-- Dataset rows for apps and sites --
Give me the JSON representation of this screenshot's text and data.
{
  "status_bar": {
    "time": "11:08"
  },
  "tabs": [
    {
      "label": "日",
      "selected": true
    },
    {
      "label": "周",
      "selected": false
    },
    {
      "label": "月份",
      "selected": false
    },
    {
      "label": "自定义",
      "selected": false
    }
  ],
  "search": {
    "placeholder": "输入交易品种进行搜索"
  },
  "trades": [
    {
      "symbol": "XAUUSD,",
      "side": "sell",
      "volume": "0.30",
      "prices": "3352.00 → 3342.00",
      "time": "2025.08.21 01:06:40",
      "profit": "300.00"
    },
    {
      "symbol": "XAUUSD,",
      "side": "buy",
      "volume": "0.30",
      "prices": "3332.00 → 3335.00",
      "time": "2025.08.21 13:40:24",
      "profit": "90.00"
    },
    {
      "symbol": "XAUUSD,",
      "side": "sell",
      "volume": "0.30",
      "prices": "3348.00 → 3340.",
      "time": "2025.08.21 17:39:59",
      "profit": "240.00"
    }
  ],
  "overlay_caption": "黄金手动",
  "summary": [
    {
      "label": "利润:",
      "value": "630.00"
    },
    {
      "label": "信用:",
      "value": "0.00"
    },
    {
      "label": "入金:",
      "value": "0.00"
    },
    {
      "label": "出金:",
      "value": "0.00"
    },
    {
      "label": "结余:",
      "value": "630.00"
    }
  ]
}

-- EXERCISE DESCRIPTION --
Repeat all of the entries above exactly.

-- WRITTEN ANSWER --
Give me the JSON representation of this screenshot's text and data.
{
  "status_bar": {
    "time": "11:08"
  },
  "tabs": [
    {
      "label": "日",
      "selected": true
    },
    {
      "label": "周",
      "selected": false
    },
    {
      "label": "月份",
      "selected": false
    },
    {
      "label": "自定义",
      "selected": false
    }
  ],
  "search": {
    "placeholder": "输入交易品种进行搜索"
  },
  "trades": [
    {
      "symbol": "XAUUSD,",
      "side": "sell",
      "volume": "0.30",
      "prices": "3352.00 → 3342.00",
      "time": "2025.08.21 01:06:40",
      "profit": "300.00"
    },
    {
      "symbol": "XAUUSD,",
      "side": "buy",
      "volume": "0.30",
      "prices": "3332.00 → 3335.00",
      "time": "2025.08.21 13:40:24",
      "profit": "90.00"
    },
    {
      "symbol": "XAUUSD,",
      "side": "sell",
      "volume": "0.30",
      "prices": "3348.00 → 3340.",
      "time": "2025.08.21 17:39:59",
      "profit": "240.00"
    }
  ],
  "overlay_caption": "黄金手动",
  "summary": [
    {
      "label": "利润:",
      "value": "630.00"
    },
    {
      "label": "信用:",
      "value": "0.00"
    },
    {
      "label": "入金:",
      "value": "0.00"
    },
    {
      "label": "出金:",
      "value": "0.00"
    },
    {
      "label": "结余:",
      "value": "630.00"
    }
  ]
}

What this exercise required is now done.